=== YOUR ASSIGNMENT ===
Return each line of the data below verbatim; pictures are to be left out.

=== INPUT DATA ===
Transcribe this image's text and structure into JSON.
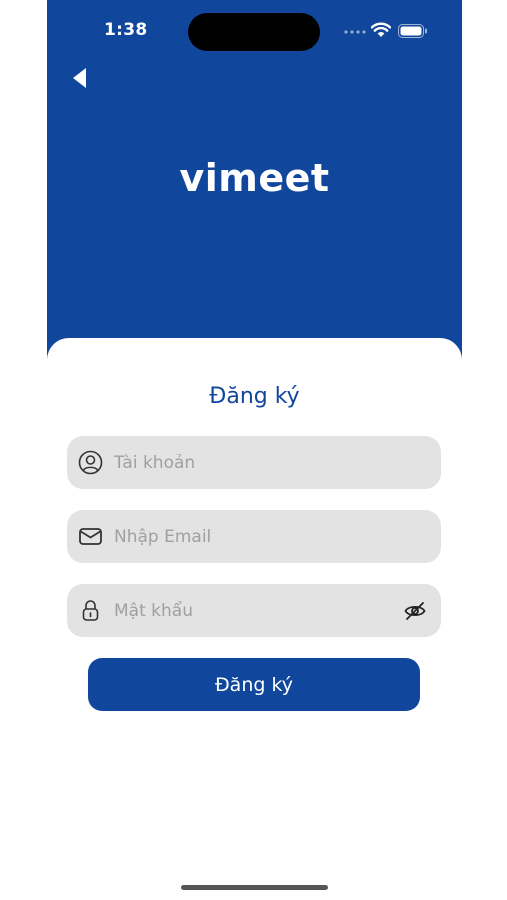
{
  "status_bar": {
    "time": "1:38",
    "signal_icon": "cellular-signal-icon",
    "wifi_icon": "wifi-icon",
    "battery_icon": "battery-icon"
  },
  "header": {
    "back_icon": "back-triangle-icon",
    "brand": "vimeet",
    "background_color": "#10479c"
  },
  "form": {
    "title": "Đăng ký",
    "fields": [
      {
        "icon": "user-circle-icon",
        "placeholder": "Tài khoản",
        "value": ""
      },
      {
        "icon": "envelope-icon",
        "placeholder": "Nhập Email",
        "value": ""
      },
      {
        "icon": "lock-icon",
        "placeholder": "Mật khẩu",
        "value": "",
        "toggle_icon": "eye-slash-icon"
      }
    ],
    "submit_label": "Đăng ký"
  },
  "colors": {
    "primary": "#10479c",
    "field_background": "#e3e3e3",
    "placeholder": "#a0a0a0"
  }
}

=== WRITTEN SOLUTION ===
Transcribe this image's text and structure into JSON.
{
  "status_bar": {
    "time": "1:38",
    "signal_icon": "cellular-signal-icon",
    "wifi_icon": "wifi-icon",
    "battery_icon": "battery-icon"
  },
  "header": {
    "back_icon": "back-triangle-icon",
    "brand": "vimeet",
    "background_color": "#10479c"
  },
  "form": {
    "title": "Đăng ký",
    "fields": [
      {
        "icon": "user-circle-icon",
        "placeholder": "Tài khoản",
        "value": ""
      },
      {
        "icon": "envelope-icon",
        "placeholder": "Nhập Email",
        "value": ""
      },
      {
        "icon": "lock-icon",
        "placeholder": "Mật khẩu",
        "value": "",
        "toggle_icon": "eye-slash-icon"
      }
    ],
    "submit_label": "Đăng ký"
  },
  "colors": {
    "primary": "#10479c",
    "field_background": "#e3e3e3",
    "placeholder": "#a0a0a0"
  }
}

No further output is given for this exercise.